Charlie Crist Reminding Voters of Fraud at Rick Scott's Company
Republican-turned-Democrat former Gov. Charlie Crist isn't letting voters forget that Republican Gov. Rick Scott ran a hospital chain that paid $1.7 billion in fines for Medicaid and Medicare fraud.
Even though Scott survived similar attacks in his primary and general election victories in 2010, Crist is consistently pointing out the Columbia/HCA fraud case and that Scott in a separate civil lawsuit cited his Fifth Amendment right against self-incrimination 75 times while refusing to answer questions related to the hospital chain. And his campaign and the Florida Democratic Party have run ads, created a website and issued dozens of news releases also hitting the same point.
And on Monday, the campaign introduced reporters to one of the whistleblowers in the Columbia/HCA case, John Schilling, who worked with the FBI to uncover overbilling practices at the hospital chain. Schilling said he's convinced that Scott ran a criminal enterprise.
But will the strategy work?
"The question is, does it really matter? Yes, he's a flawed character, he has questionable ethics, but is that the major turning point?" said Dan Smith, a University of Florida political science professor. "I think we found that out in 2010. The answer is no."
When it was pointed out to Crist recently that voters knew about the fraud and Scott still won, Crist responded, "Barely."
"We know his past, we know he pled the Fifth 75 times under oath. You know how many times I've pled the fifth?

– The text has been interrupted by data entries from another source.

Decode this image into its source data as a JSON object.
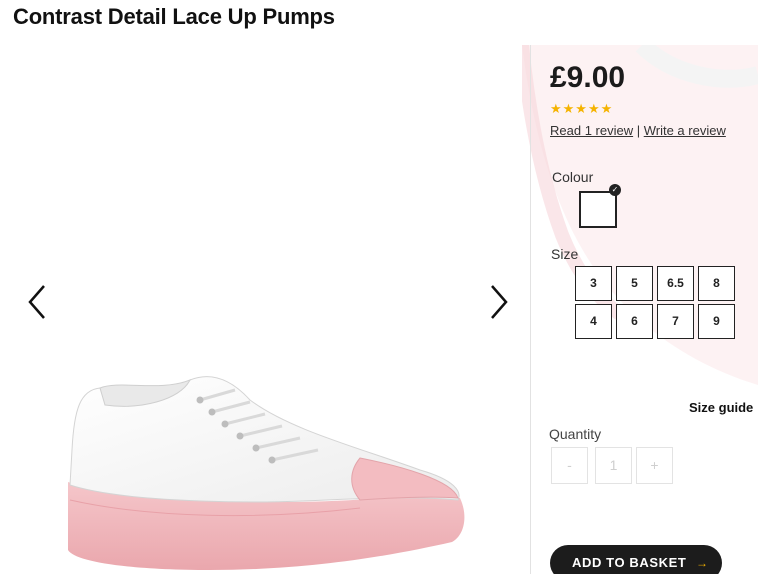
{
  "product": {
    "title": "Contrast Detail Lace Up Pumps",
    "price": "£9.00",
    "rating_stars": "★★★★★",
    "rating": 5,
    "review_link": "Read 1 review",
    "review_separator": " | ",
    "write_review_link": "Write a review"
  },
  "gallery": {
    "prev_icon": "chevron-left-icon",
    "next_icon": "chevron-right-icon"
  },
  "colour": {
    "label": "Colour",
    "selected_check": "✓"
  },
  "size": {
    "label": "Size",
    "options": [
      "3",
      "5",
      "6.5",
      "8",
      "4",
      "6",
      "7",
      "9"
    ],
    "guide_label": "Size guide"
  },
  "quantity": {
    "label": "Quantity",
    "minus": "-",
    "value": "1",
    "plus": "+"
  },
  "basket": {
    "label": "ADD TO BASKET",
    "arrow": "→"
  },
  "colors": {
    "accent_star": "#f5b300",
    "button_bg": "#1c1c1c",
    "shoe_sole": "#f1b8bd"
  }
}
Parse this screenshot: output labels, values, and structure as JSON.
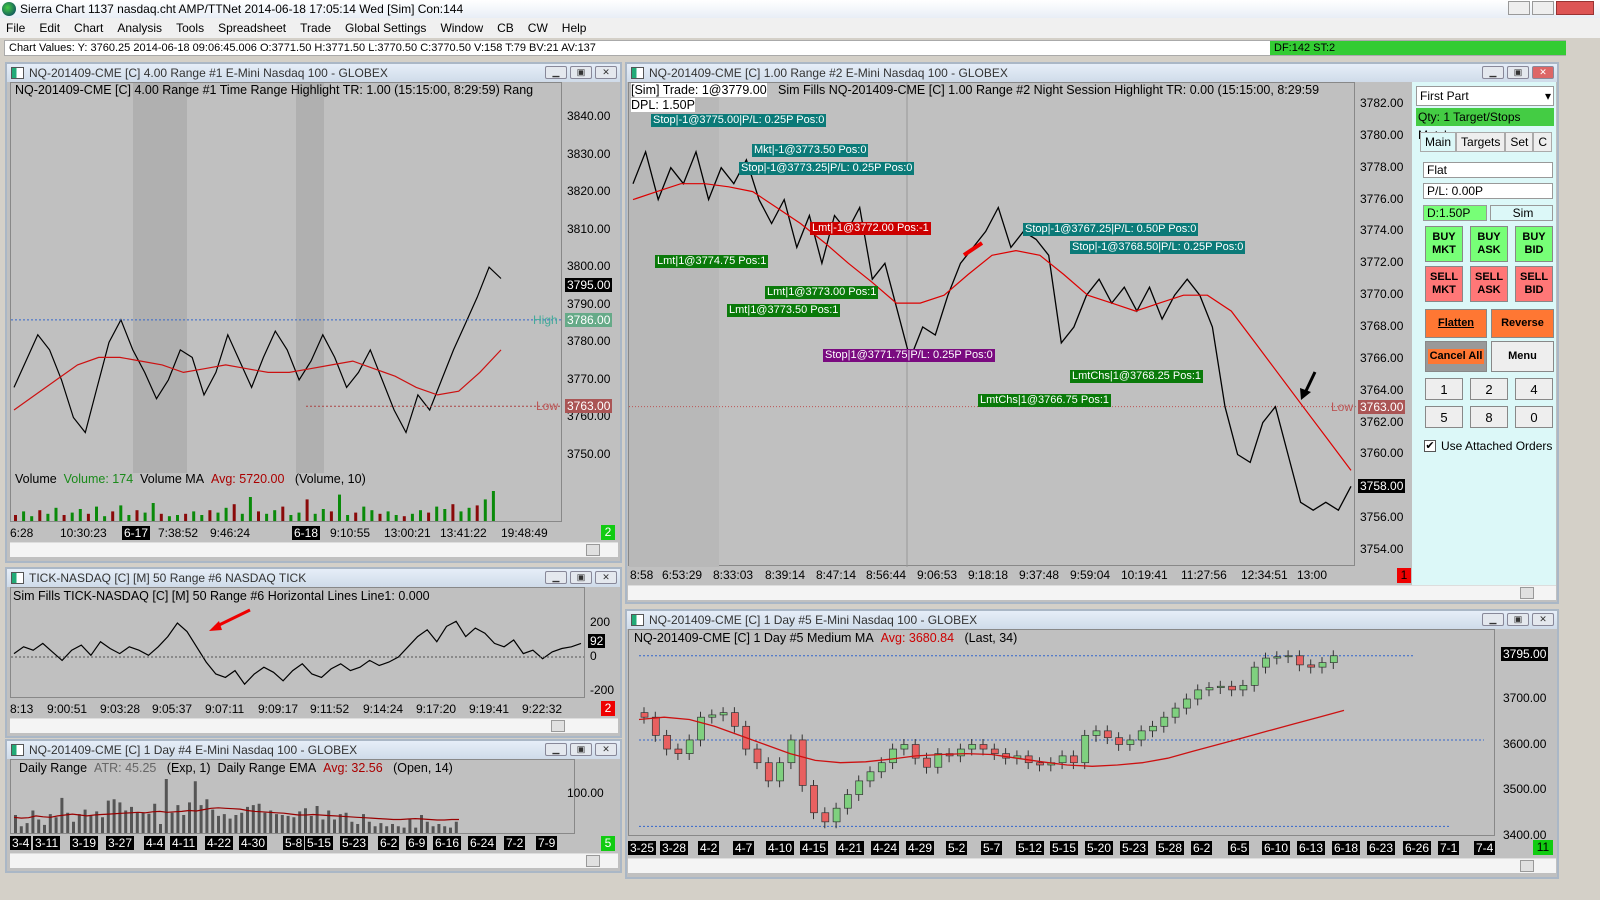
{
  "app": {
    "title": "Sierra Chart 1137 nasdaq.cht  AMP/TTNet 2014-06-18  17:05:14 Wed [Sim]  Con:144",
    "menu": [
      "File",
      "Edit",
      "Chart",
      "Analysis",
      "Tools",
      "Spreadsheet",
      "Trade",
      "Global Settings",
      "Window",
      "CB",
      "CW",
      "Help"
    ],
    "chart_values": "Chart Values: Y: 3760.25  2014-06-18  09:06:45.006  O:3771.50  H:3771.50  L:3770.50  C:3770.50  V:158  T:79  BV:21  AV:137",
    "status_right": "DF:142  ST:2"
  },
  "chart1": {
    "title": "NQ-201409-CME [C]  4.00 Range  #1  E-Mini Nasdaq 100 - GLOBEX",
    "header": "NQ-201409-CME [C]  4.00 Range  #1  Time Range Highlight  TR: 1.00   (15:15:00, 8:29:59)  Rang",
    "yticks": [
      "3840.00",
      "3830.00",
      "3820.00",
      "3810.00",
      "3800.00",
      "3790.00",
      "3780.00",
      "3770.00",
      "3760.00",
      "3750.00"
    ],
    "last": "3795.00",
    "high_label": "High",
    "high_val": "3786.00",
    "low_label": "Low",
    "low_val": "3763.00",
    "vol_label": "Volume",
    "vol_value": "Volume: 174",
    "vol_ma": "Volume MA",
    "vol_avg": "Avg: 5720.00",
    "vol_params": "(Volume, 10)",
    "xticks": [
      "6:28",
      "10:30:23",
      "6-17",
      "7:38:52",
      "9:46:24",
      "6-18",
      "9:10:55",
      "13:00:21",
      "13:41:22",
      "19:48:49"
    ],
    "badge": "2",
    "price": [
      3768,
      3775,
      3782,
      3778,
      3770,
      3760,
      3756,
      3768,
      3780,
      3786,
      3778,
      3772,
      3765,
      3770,
      3778,
      3776,
      3766,
      3772,
      3782,
      3775,
      3768,
      3776,
      3783,
      3778,
      3770,
      3775,
      3782,
      3776,
      3768,
      3772,
      3778,
      3770,
      3762,
      3756,
      3766,
      3762,
      3770,
      3778,
      3785,
      3792,
      3800,
      3797
    ],
    "ma": [
      3762,
      3766,
      3770,
      3774,
      3776,
      3776,
      3775,
      3774,
      3772,
      3773,
      3774,
      3773,
      3772,
      3772,
      3773,
      3774,
      3775,
      3773,
      3771,
      3768,
      3766,
      3767,
      3772,
      3778
    ],
    "volume": [
      5,
      8,
      4,
      9,
      6,
      11,
      5,
      7,
      10,
      6,
      12,
      4,
      8,
      13,
      5,
      9,
      7,
      15,
      6,
      4,
      5,
      6,
      8,
      5,
      9,
      7,
      11,
      14,
      6,
      20,
      8,
      6,
      9,
      12,
      5,
      7,
      18,
      6,
      10,
      8,
      22,
      5,
      7,
      12,
      9,
      6,
      8,
      5,
      4,
      6,
      9,
      7,
      12,
      10,
      14,
      8,
      11,
      13,
      18,
      25
    ]
  },
  "tick": {
    "title": "TICK-NASDAQ [C] [M]  50 Range  #6  NASDAQ TICK",
    "header": "Sim Fills  TICK-NASDAQ [C] [M]  50 Range  #6  Horizontal Lines  Line1: 0.000",
    "yticks": [
      "200",
      "0",
      "-200"
    ],
    "last": "92",
    "xticks": [
      "8:13",
      "9:00:51",
      "9:03:28",
      "9:05:37",
      "9:07:11",
      "9:09:17",
      "9:11:52",
      "9:14:24",
      "9:17:20",
      "9:19:41",
      "9:22:32"
    ],
    "badge": "2",
    "values": [
      20,
      60,
      40,
      80,
      30,
      -20,
      40,
      70,
      10,
      90,
      50,
      20,
      60,
      40,
      10,
      60,
      120,
      200,
      150,
      60,
      -30,
      -100,
      -120,
      -80,
      -160,
      -100,
      -60,
      -90,
      -140,
      -80,
      -40,
      -100,
      -120,
      -70,
      -40,
      -80,
      -60,
      -20,
      -50,
      -30,
      0,
      60,
      120,
      160,
      90,
      180,
      210,
      120,
      170,
      140,
      80,
      60,
      100,
      20,
      40,
      -10,
      30,
      50,
      60,
      80
    ]
  },
  "range": {
    "title": "NQ-201409-CME [C]  1 Day  #4  E-Mini Nasdaq 100 - GLOBEX",
    "label": "Daily Range",
    "atr": "ATR: 45.25",
    "p1": "(Exp, 1)",
    "ema_label": "Daily Range EMA",
    "avg": "Avg: 32.56",
    "p2": "(Open, 14)",
    "ytick": "100.00",
    "badge": "5",
    "xticks": [
      "3-4",
      "3-11",
      "3-19",
      "3-27",
      "4-4",
      "4-11",
      "4-22",
      "4-30",
      "5-8",
      "5-15",
      "5-23",
      "6-2",
      "6-9",
      "6-16",
      "6-24",
      "7-2",
      "7-9"
    ],
    "bars": [
      40,
      15,
      22,
      50,
      30,
      18,
      42,
      35,
      78,
      45,
      25,
      42,
      52,
      38,
      48,
      35,
      72,
      75,
      68,
      50,
      58,
      45,
      45,
      43,
      65,
      20,
      120,
      45,
      62,
      40,
      68,
      115,
      62,
      75,
      52,
      38,
      42,
      32,
      40,
      45,
      58,
      62,
      65,
      45,
      50,
      42,
      40,
      38,
      35,
      48,
      55,
      38,
      60,
      30,
      50,
      30,
      42,
      45,
      25,
      20,
      42,
      25,
      15,
      22,
      15,
      20,
      15,
      12,
      30,
      12,
      40,
      25,
      15,
      20,
      15,
      12,
      25
    ],
    "ema": [
      35,
      33,
      34,
      38,
      36,
      35,
      38,
      40,
      42,
      40,
      38,
      40,
      41,
      42,
      43,
      44,
      45,
      46,
      45,
      47,
      48,
      46,
      47,
      48,
      50,
      49,
      52,
      55,
      56,
      55,
      54,
      53,
      50,
      48,
      47,
      46,
      45,
      44,
      42,
      40,
      40,
      41,
      40,
      39,
      38,
      37,
      36,
      35,
      34,
      33,
      32,
      31,
      30,
      30,
      31,
      32,
      31,
      30,
      29,
      29,
      30,
      30
    ]
  },
  "main": {
    "title": "NQ-201409-CME [C]  1.00 Range  #2  E-Mini Nasdaq 100 - GLOBEX",
    "sim_trade": "[Sim]  Trade: 1@3779.00",
    "header": "Sim Fills  NQ-201409-CME [C]  1.00 Range  #2  Night Session Highlight  TR: 0.00   (15:15:00, 8:29:59",
    "dpl": "DPL: 1.50P",
    "yticks": [
      "3782.00",
      "3780.00",
      "3778.00",
      "3776.00",
      "3774.00",
      "3772.00",
      "3770.00",
      "3768.00",
      "3766.00",
      "3764.00",
      "3762.00",
      "3760.00",
      "3758.00",
      "3756.00",
      "3754.00"
    ],
    "low_label": "Low",
    "low_val": "3763.00",
    "last": "3758.00",
    "xticks": [
      "8:58",
      "6:53:29",
      "8:33:03",
      "8:39:14",
      "8:47:14",
      "8:56:44",
      "9:06:53",
      "9:18:18",
      "9:37:48",
      "9:59:04",
      "10:19:41",
      "11:27:56",
      "12:34:51",
      "13:00"
    ],
    "badge": "1",
    "orders": [
      "Stop|-1@3775.00|P/L: 0.25P Pos:0",
      "Mkt|-1@3773.50 Pos:0",
      "Stop|-1@3773.25|P/L: 0.25P Pos:0",
      "Lmt|-1@3772.00 Pos:-1",
      "Lmt|1@3774.75 Pos:1",
      "Lmt|1@3773.00 Pos:1",
      "Lmt|1@3773.50 Pos:1",
      "Stop|1@3771.75|P/L: 0.25P Pos:0",
      "Stop|-1@3767.25|P/L: 0.50P Pos:0",
      "Stop|-1@3768.50|P/L: 0.25P Pos:0",
      "LmtChs|1@3768.25 Pos:1",
      "LmtChs|1@3766.75 Pos:1"
    ],
    "price": [
      3777,
      3779,
      3776,
      3778,
      3777,
      3779,
      3776,
      3778,
      3777,
      3778.5,
      3776,
      3774.5,
      3776,
      3773,
      3775,
      3772,
      3775,
      3774,
      3775.5,
      3771,
      3772,
      3769,
      3766,
      3768,
      3767.5,
      3770,
      3772,
      3773,
      3774,
      3775.5,
      3773,
      3774,
      3773.5,
      3772.5,
      3767,
      3768,
      3770,
      3771,
      3769.5,
      3770.5,
      3769,
      3770.5,
      3768.5,
      3770,
      3771,
      3770,
      3768,
      3763,
      3760,
      3759.5,
      3762,
      3763,
      3760,
      3757,
      3756.5,
      3757,
      3756.5,
      3758
    ],
    "ma": [
      3776,
      3776.5,
      3777,
      3777,
      3776.8,
      3776.5,
      3775.5,
      3774.5,
      3773.3,
      3772,
      3770.8,
      3769.5,
      3769.5,
      3770,
      3771.3,
      3772.5,
      3772.8,
      3772.5,
      3771.3,
      3770,
      3769.5,
      3769,
      3769.5,
      3770,
      3770,
      3769,
      3767,
      3765,
      3763,
      3761,
      3759
    ]
  },
  "panel": {
    "dropdown": "First Part",
    "qty": "Qty: 1 Target/Stops Match",
    "tabs": [
      "Main",
      "Targets",
      "Set",
      "C"
    ],
    "position": "Flat",
    "pl": "P/L: 0.00P",
    "dpl": "D:1.50P",
    "mode": "Sim",
    "buy": [
      "BUY MKT",
      "BUY ASK",
      "BUY BID"
    ],
    "sell": [
      "SELL MKT",
      "SELL ASK",
      "SELL BID"
    ],
    "flatten": "Flatten",
    "reverse": "Reverse",
    "cancel_all": "Cancel All",
    "menu": "Menu",
    "qty_buttons": [
      "1",
      "2",
      "4",
      "5",
      "8",
      "0"
    ],
    "use_attached": "Use Attached Orders",
    "use_attached_checked": true
  },
  "daily": {
    "title": "NQ-201409-CME [C]  1 Day  #5  E-Mini Nasdaq 100 - GLOBEX",
    "header_main": "NQ-201409-CME [C]  1 Day   #5  Medium MA",
    "avg": "Avg: 3680.84",
    "params": "(Last, 34)",
    "yticks": [
      "3700.00",
      "3600.00",
      "3500.00",
      "3400.00"
    ],
    "last": "3795.00",
    "badge": "11",
    "xticks": [
      "3-25",
      "3-28",
      "4-2",
      "4-7",
      "4-10",
      "4-15",
      "4-21",
      "4-24",
      "4-29",
      "5-2",
      "5-7",
      "5-12",
      "5-15",
      "5-20",
      "5-23",
      "5-28",
      "6-2",
      "6-5",
      "6-10",
      "6-13",
      "6-18",
      "6-23",
      "6-26",
      "7-1",
      "7-4"
    ],
    "closes": [
      3660,
      3620,
      3590,
      3580,
      3610,
      3660,
      3665,
      3670,
      3640,
      3590,
      3560,
      3520,
      3560,
      3610,
      3510,
      3450,
      3430,
      3460,
      3490,
      3520,
      3540,
      3560,
      3590,
      3600,
      3570,
      3550,
      3580,
      3575,
      3590,
      3600,
      3590,
      3580,
      3570,
      3575,
      3560,
      3555,
      3560,
      3575,
      3560,
      3620,
      3630,
      3615,
      3600,
      3610,
      3630,
      3640,
      3660,
      3680,
      3700,
      3720,
      3725,
      3728,
      3720,
      3730,
      3770,
      3790,
      3793,
      3795,
      3775,
      3770,
      3780,
      3795
    ],
    "ma": [
      3655,
      3660,
      3655,
      3640,
      3620,
      3600,
      3580,
      3565,
      3560,
      3562,
      3568,
      3575,
      3578,
      3580,
      3578,
      3570,
      3562,
      3555,
      3552,
      3555,
      3560,
      3570,
      3585,
      3600,
      3615,
      3630,
      3645,
      3660,
      3675
    ]
  },
  "colors": {
    "up": "#7fd07f",
    "down": "#e86060",
    "ma": "#cc1010",
    "buy": "#77ff77",
    "sell": "#ff7777",
    "orange": "#ff7733"
  }
}
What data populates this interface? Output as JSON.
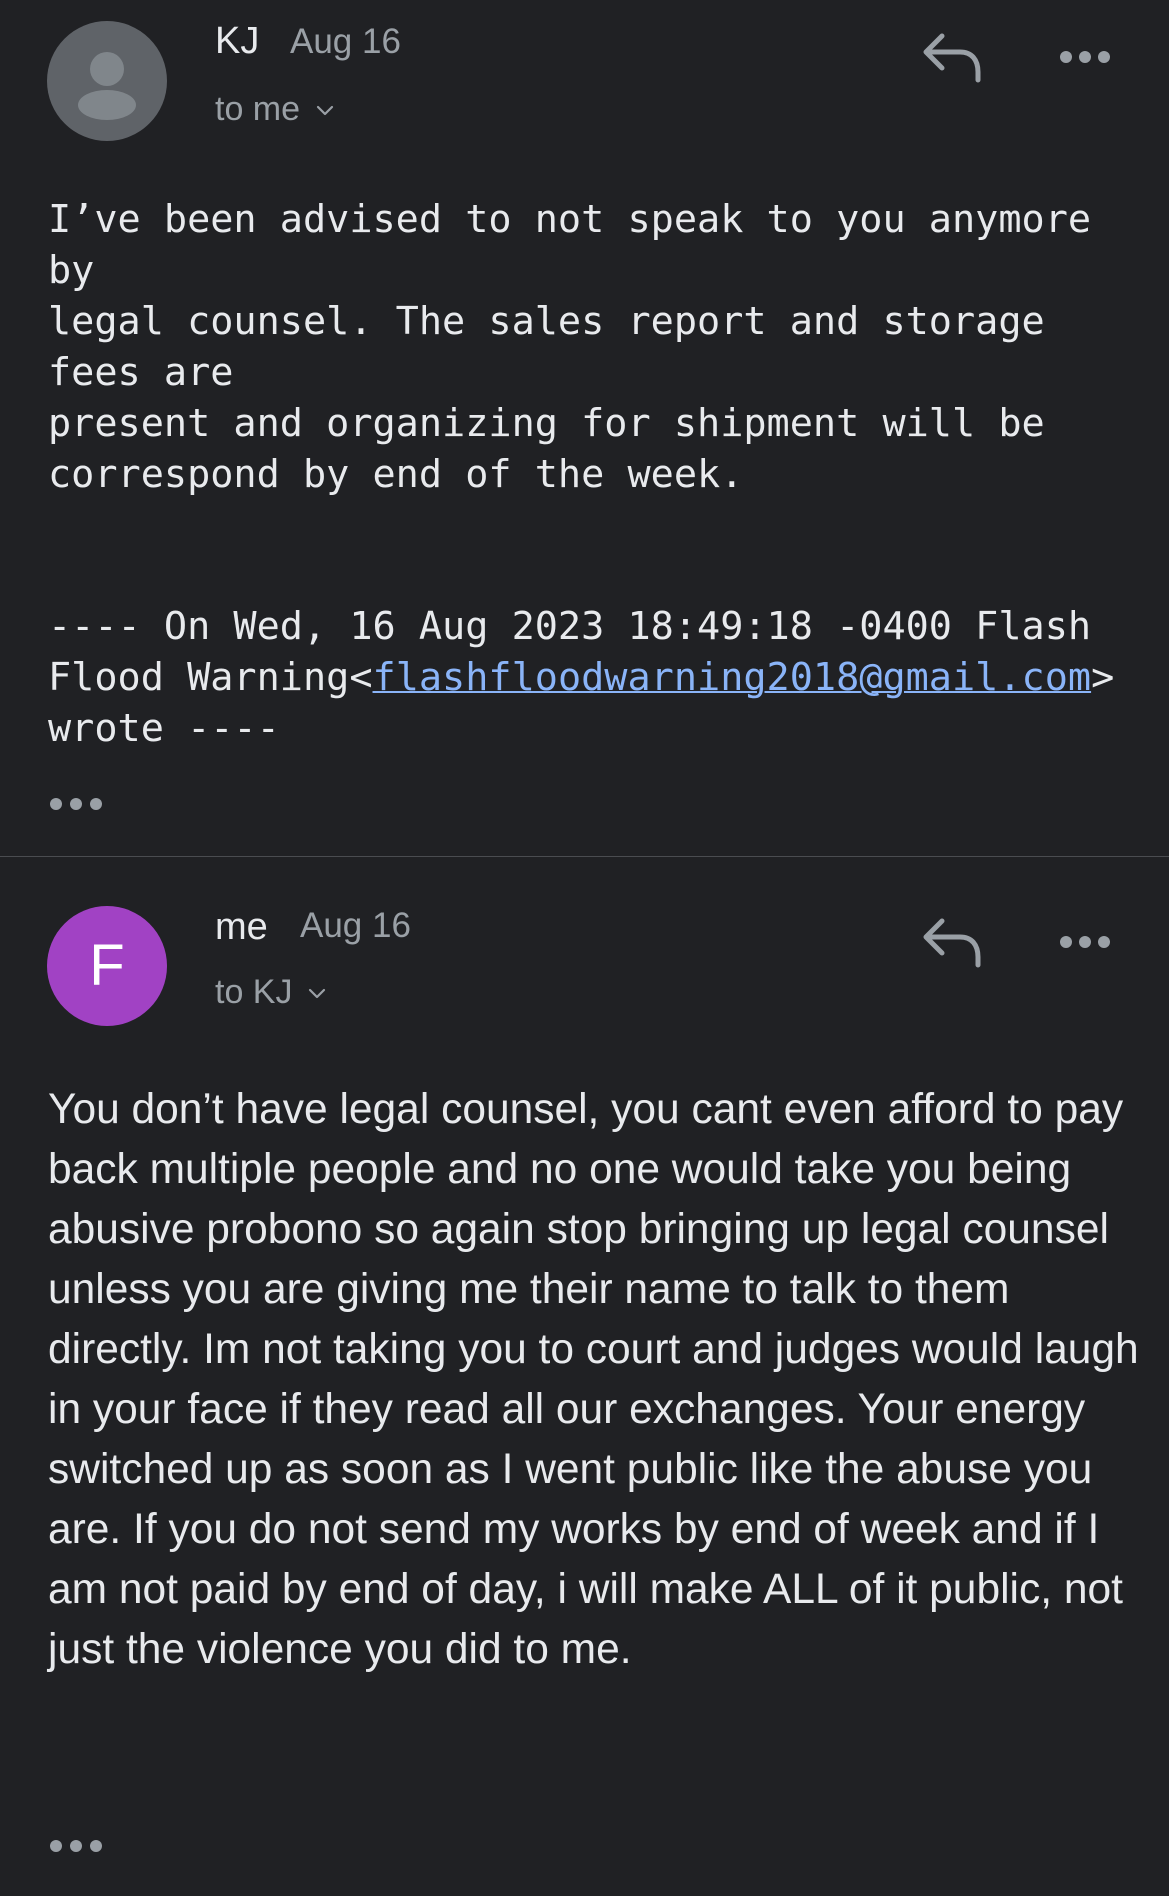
{
  "messages": [
    {
      "sender": "KJ",
      "date": "Aug 16",
      "recipient": "to me",
      "avatar": {
        "type": "person-icon",
        "color": "#5f6368"
      },
      "body": "I’ve been advised to not speak to you anymore by\nlegal counsel. The sales report and storage fees are\npresent and organizing for shipment will be\ncorrespond by end of the week.",
      "quote": {
        "prefix": "---- On Wed, 16 Aug 2023 18:49:18 -0400 Flash Flood Warning<",
        "email": "flashfloodwarning2018@gmail.com",
        "suffix": "> wrote ----"
      }
    },
    {
      "sender": "me",
      "date": "Aug 16",
      "recipient": "to KJ",
      "avatar": {
        "letter": "F",
        "color": "#a142c4"
      },
      "body": "You don’t have legal counsel, you cant even afford to pay back multiple people and no one would take you being abusive probono so again stop bringing up legal counsel unless you are giving me their name to talk to them directly. Im not taking you to court and judges would laugh in your face if they read all our exchanges. Your energy switched up as soon as I went public like the abuse you are. If you do not send my works by end of week and if I am not paid by end of day, i will make ALL of it public, not just the violence you did to me."
    }
  ],
  "icons": {
    "reply": "reply-icon",
    "more": "more-options-icon",
    "expand": "show-trimmed-content-icon",
    "chevron": "chevron-down-icon"
  },
  "colors": {
    "background": "#202124",
    "text_primary": "#e8eaed",
    "text_secondary": "#9aa0a6",
    "link": "#8ab4f8",
    "divider": "#4a4c50"
  }
}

Zero," Crist said. "I'm going to keep telling the truth about him and who he is and how that has now transformed into his office of governor."
Scott stepped down as Columbia/HCA's CEO in 1997 during the federal investigation. At the time, news reports said Scott was a target in the investigation, but when the company reached a settlement and agreed to pay the fines, the federal government agreed to drop any pending criminal or civil investigations.
Schilling said he believes Scott knew about the widespread fraud at Columbia/HCA. Scott four years ago said he was unaware of the fraud, though took responsibility for it as CEO.
"He was running a multibillion-dollar company: ignorance is no excuse," Schilling said. "You have to know what's going on in your organization. Do we want someone to governor our state that doesn't know what's going on in our government."
The Scott campaign wouldn't directly answer questions about Columbia/HCA or Schilling's comments, instead pointing at Crist's association with former Republican Party of Florida Chairman Jim Greer, who pleaded guilty to stealing money from the party, and political donor Scott Rothstein, who is in prison after being convicted of running a Ponzi scheme.
"All Charlie has is 20-year-old mudslinging because he is desperate to distract from LOSING 832,000 jobs and his knowledge of the crimes of Jim Greer and Scott Rothstein - Charlie's top campaign fundraisers who were both jailed for fraud and corruption," Scott campaign spokesman Greg Blair wrote in an email.
Alex Sink, who was the Democrats' 2010 nominee, said that attacking Scott over the fraud did help - it just wasn't enough in a year when Republicans trounced Democrats.
"When you consider that in the tea party wave of four years ago every other Democrat was losing by 10 points," said Sink, who lost by 1 percentage point. "It was because of all the people who recognized Rick Scott had this very questionable background. It was definitely a factor."
But she also questioned whether it is old news.
"Now that he's been in office this year - pick one - there are dozens of things to go after him on: education, the environment, flaunting the public record laws of the state, his management and the turnover he's had," Sink said. "There're so many things you can criticize him on."